▶ EXERCISE DIRECTIONS
Below are entries; count each line that holds the word "caret" and report the number without any other words.

▶ LISTED ENTRIES
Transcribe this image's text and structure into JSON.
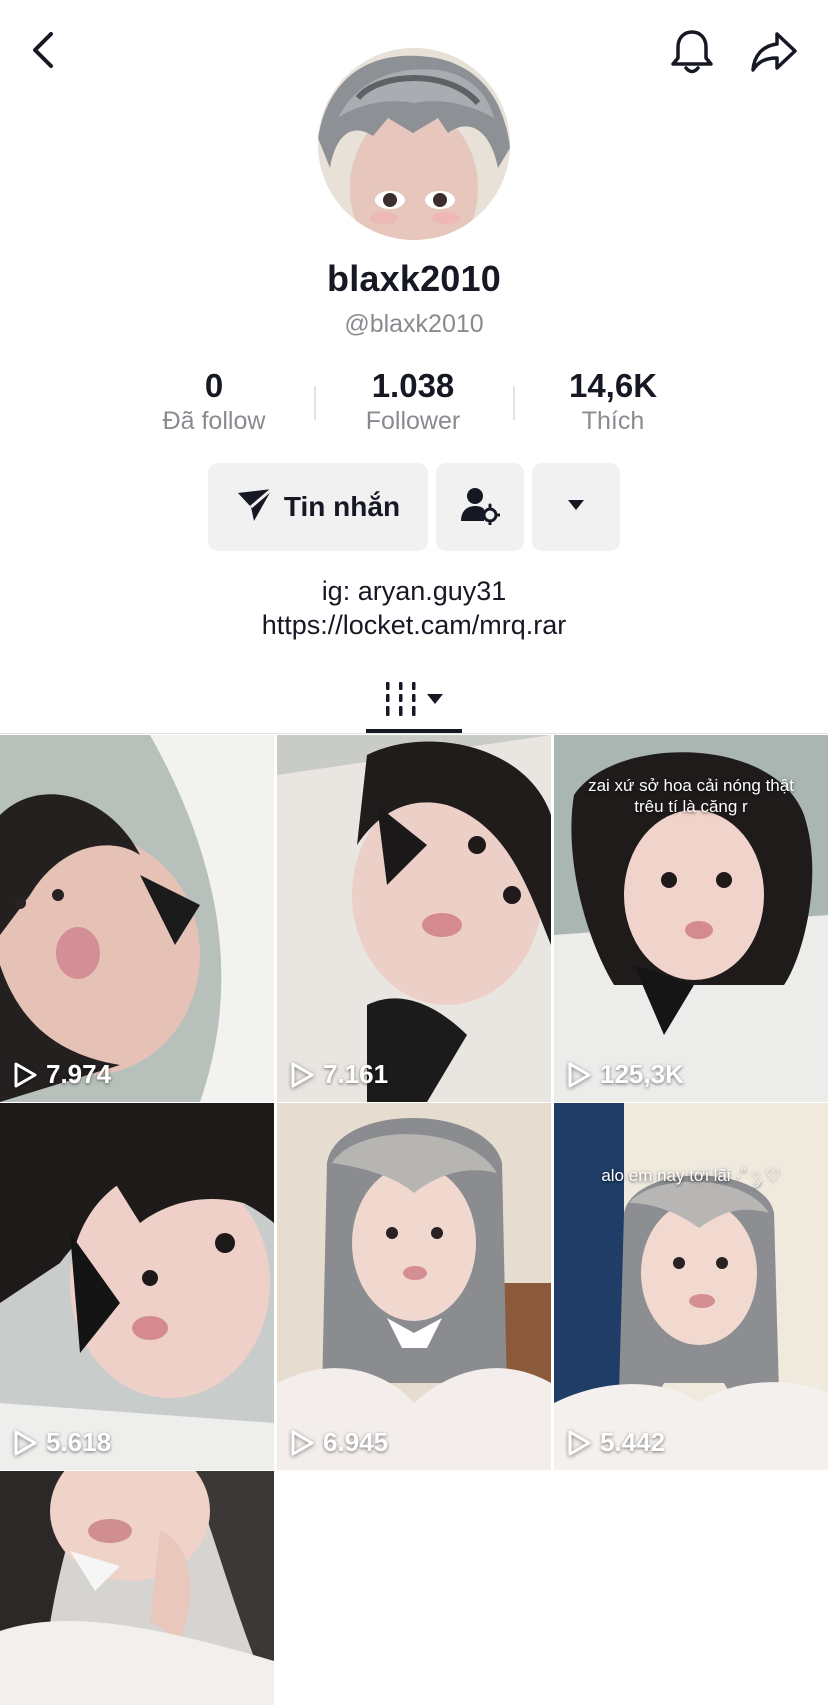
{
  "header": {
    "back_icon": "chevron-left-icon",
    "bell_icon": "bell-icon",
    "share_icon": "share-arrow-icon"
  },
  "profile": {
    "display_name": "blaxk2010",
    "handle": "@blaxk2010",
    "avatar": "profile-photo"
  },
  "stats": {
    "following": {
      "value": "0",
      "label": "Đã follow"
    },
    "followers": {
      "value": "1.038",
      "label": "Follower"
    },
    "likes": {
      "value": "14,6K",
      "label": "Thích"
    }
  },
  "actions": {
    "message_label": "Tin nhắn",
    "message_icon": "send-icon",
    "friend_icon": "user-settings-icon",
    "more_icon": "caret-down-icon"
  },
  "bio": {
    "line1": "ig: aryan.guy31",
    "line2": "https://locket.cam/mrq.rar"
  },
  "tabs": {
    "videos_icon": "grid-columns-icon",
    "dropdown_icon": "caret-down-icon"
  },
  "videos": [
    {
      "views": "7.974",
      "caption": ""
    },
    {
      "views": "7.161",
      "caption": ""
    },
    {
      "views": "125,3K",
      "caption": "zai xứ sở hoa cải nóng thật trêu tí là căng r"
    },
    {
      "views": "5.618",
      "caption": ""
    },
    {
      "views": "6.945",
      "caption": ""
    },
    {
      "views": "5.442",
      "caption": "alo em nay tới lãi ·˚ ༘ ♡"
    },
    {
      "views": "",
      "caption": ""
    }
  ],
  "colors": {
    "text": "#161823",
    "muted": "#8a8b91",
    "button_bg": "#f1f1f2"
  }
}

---

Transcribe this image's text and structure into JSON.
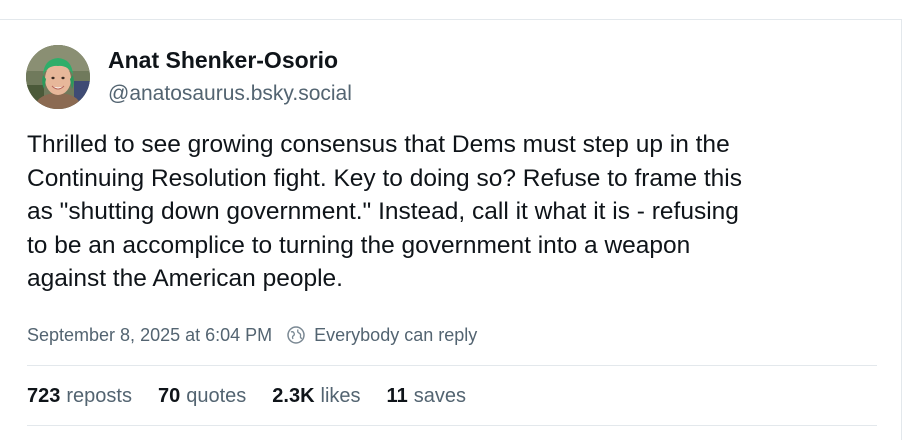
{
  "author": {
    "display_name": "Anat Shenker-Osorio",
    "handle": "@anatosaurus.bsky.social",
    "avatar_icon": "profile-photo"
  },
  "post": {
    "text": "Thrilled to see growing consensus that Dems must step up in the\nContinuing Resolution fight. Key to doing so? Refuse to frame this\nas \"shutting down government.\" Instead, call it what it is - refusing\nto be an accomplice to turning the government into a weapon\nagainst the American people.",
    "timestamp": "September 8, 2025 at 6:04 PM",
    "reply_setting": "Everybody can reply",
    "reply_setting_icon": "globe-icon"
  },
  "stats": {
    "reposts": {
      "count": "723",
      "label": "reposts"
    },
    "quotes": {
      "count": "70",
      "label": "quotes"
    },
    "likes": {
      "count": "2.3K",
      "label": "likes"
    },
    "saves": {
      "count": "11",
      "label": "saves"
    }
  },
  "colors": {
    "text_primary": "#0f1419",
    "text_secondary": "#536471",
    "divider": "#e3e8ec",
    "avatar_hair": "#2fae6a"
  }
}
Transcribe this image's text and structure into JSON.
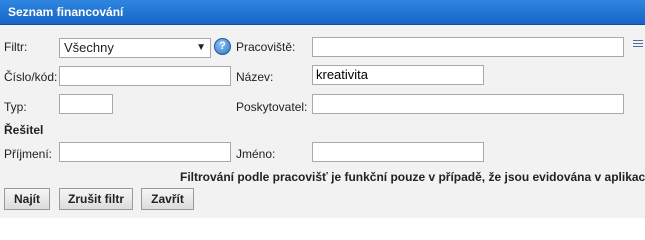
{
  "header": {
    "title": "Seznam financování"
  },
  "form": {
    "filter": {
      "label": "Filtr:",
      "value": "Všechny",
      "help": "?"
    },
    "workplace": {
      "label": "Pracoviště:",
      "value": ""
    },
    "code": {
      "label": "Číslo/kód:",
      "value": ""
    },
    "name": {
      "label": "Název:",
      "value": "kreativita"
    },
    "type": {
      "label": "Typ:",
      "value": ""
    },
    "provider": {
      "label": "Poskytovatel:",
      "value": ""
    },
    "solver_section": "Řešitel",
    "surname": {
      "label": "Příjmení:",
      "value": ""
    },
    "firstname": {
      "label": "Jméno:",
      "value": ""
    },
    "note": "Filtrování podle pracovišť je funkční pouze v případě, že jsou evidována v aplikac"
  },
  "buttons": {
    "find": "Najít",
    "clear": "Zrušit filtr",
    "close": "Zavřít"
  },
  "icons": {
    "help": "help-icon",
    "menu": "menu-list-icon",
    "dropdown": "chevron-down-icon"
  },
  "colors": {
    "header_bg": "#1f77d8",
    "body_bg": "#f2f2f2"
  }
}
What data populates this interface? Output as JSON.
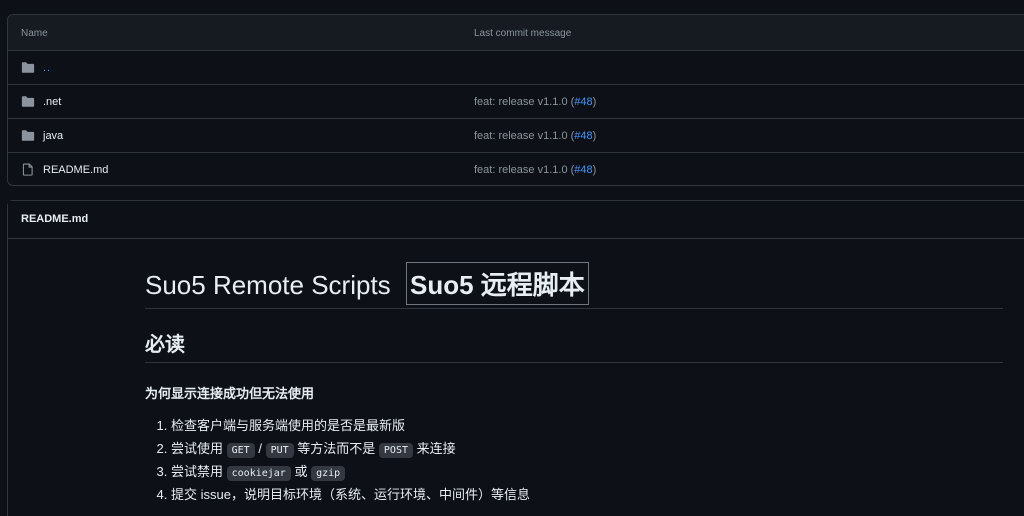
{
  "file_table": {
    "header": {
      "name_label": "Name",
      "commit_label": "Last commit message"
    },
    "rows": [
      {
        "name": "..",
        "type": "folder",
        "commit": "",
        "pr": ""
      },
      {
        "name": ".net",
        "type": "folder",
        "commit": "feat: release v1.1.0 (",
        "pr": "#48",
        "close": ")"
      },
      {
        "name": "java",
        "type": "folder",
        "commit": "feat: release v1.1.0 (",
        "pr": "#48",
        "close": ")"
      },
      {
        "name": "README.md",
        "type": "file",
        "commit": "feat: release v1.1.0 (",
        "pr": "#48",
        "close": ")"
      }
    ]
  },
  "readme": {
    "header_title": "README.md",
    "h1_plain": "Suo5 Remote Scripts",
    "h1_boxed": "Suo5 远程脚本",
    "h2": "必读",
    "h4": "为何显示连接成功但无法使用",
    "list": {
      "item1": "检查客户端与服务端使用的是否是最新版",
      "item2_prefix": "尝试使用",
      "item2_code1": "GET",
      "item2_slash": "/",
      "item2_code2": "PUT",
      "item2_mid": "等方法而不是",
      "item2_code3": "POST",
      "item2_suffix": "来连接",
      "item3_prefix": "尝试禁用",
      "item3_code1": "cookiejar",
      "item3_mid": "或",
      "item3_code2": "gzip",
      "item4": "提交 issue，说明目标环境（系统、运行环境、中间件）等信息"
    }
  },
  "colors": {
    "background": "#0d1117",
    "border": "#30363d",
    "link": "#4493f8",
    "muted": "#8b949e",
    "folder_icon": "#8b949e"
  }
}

▶ WRITTEN SOLUTION
2